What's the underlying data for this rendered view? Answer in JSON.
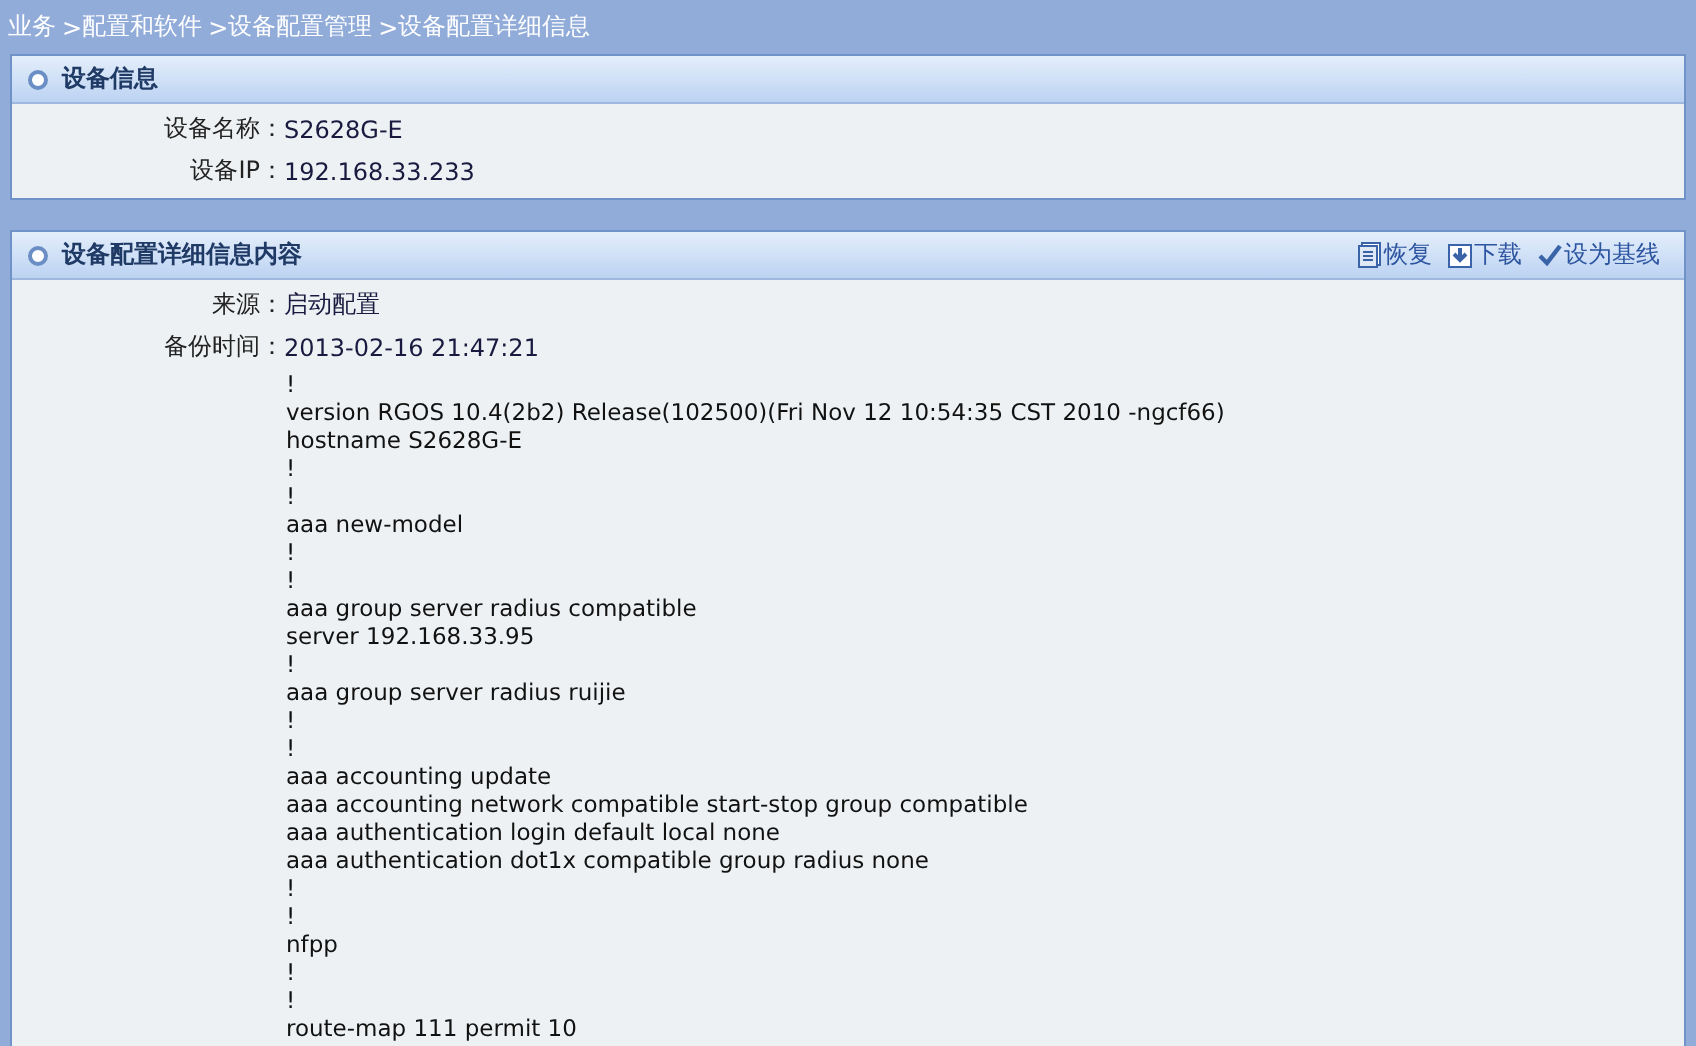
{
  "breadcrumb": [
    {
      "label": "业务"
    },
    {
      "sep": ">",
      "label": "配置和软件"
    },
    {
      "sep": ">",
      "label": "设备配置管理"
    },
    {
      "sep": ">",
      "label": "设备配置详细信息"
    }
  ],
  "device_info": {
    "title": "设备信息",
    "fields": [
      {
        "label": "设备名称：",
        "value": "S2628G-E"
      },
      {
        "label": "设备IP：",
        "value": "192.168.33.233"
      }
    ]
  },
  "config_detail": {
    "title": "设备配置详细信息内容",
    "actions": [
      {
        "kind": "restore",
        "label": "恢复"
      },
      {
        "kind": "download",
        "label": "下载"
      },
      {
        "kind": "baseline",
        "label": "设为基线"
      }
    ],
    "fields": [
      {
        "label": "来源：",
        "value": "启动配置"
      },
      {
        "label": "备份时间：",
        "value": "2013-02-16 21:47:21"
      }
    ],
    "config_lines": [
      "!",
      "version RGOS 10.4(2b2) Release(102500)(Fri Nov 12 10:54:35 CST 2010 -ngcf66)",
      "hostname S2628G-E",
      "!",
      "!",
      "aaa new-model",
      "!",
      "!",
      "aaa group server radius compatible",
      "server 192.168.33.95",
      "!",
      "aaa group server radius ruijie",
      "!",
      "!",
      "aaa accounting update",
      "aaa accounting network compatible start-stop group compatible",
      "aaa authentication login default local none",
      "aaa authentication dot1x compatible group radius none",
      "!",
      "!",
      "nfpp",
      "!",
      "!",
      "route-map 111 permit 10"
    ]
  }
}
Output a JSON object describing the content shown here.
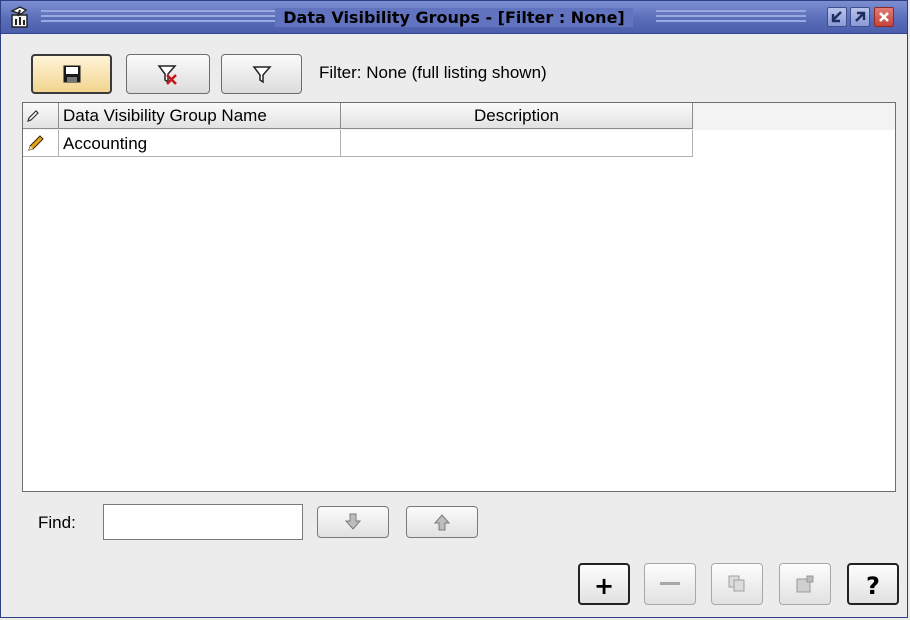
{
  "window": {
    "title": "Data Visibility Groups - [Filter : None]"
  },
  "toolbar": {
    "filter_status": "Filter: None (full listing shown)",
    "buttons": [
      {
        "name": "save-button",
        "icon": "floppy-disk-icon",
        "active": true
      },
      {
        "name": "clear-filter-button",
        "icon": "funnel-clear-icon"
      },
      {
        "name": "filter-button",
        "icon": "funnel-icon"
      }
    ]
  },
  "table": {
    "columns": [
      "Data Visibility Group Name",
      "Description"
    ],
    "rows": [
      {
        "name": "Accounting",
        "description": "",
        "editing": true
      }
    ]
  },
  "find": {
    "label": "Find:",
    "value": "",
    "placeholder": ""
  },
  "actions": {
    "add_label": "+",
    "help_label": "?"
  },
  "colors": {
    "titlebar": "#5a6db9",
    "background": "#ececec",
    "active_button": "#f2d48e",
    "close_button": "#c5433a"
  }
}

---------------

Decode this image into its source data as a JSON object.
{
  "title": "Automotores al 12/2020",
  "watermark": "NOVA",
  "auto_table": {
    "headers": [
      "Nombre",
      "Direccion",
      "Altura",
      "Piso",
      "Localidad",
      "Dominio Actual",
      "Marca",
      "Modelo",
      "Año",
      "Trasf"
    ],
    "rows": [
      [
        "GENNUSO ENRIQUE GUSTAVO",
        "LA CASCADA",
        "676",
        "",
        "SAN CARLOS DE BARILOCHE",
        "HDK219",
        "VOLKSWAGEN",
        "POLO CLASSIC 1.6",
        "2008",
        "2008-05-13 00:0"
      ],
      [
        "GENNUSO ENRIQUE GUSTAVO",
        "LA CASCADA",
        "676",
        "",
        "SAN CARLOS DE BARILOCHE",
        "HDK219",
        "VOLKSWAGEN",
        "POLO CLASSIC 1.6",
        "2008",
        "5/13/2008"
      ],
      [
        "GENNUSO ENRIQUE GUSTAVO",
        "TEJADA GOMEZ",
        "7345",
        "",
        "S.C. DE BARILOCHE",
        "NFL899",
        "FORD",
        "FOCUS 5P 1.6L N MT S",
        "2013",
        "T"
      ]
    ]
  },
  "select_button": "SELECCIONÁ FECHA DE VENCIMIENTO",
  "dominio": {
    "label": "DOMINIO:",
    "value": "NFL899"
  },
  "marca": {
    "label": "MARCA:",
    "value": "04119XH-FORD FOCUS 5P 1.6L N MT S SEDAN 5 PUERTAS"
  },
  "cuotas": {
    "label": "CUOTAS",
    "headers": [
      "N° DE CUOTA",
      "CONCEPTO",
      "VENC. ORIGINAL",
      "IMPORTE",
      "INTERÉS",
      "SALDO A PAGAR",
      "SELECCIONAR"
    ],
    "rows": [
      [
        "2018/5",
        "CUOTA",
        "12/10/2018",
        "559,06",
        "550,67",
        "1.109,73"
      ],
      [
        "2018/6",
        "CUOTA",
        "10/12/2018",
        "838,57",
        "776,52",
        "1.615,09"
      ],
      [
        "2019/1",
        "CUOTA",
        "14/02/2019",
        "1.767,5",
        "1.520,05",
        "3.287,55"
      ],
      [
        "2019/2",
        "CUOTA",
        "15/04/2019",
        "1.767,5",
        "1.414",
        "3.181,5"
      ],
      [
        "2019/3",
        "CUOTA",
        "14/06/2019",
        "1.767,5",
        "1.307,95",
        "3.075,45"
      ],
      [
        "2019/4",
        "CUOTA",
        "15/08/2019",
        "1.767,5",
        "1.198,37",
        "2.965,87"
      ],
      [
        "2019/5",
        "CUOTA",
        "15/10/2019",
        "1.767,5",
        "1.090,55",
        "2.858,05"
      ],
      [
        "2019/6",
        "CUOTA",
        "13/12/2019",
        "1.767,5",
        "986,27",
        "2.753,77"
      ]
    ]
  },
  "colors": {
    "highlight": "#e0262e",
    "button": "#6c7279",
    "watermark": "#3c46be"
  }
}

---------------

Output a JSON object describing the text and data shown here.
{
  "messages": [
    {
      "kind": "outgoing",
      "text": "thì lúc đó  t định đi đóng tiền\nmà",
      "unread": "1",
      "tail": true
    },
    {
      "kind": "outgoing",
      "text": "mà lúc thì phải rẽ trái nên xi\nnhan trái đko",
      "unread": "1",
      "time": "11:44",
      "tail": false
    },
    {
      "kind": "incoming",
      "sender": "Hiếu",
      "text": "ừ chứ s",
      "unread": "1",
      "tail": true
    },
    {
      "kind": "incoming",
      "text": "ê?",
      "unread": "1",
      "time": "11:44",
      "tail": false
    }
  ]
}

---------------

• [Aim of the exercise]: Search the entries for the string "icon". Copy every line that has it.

• [Exercise answer]:
        "icon": "floppy-disk-icon",
        "icon": "funnel-clear-icon"
        "icon": "funnel-icon"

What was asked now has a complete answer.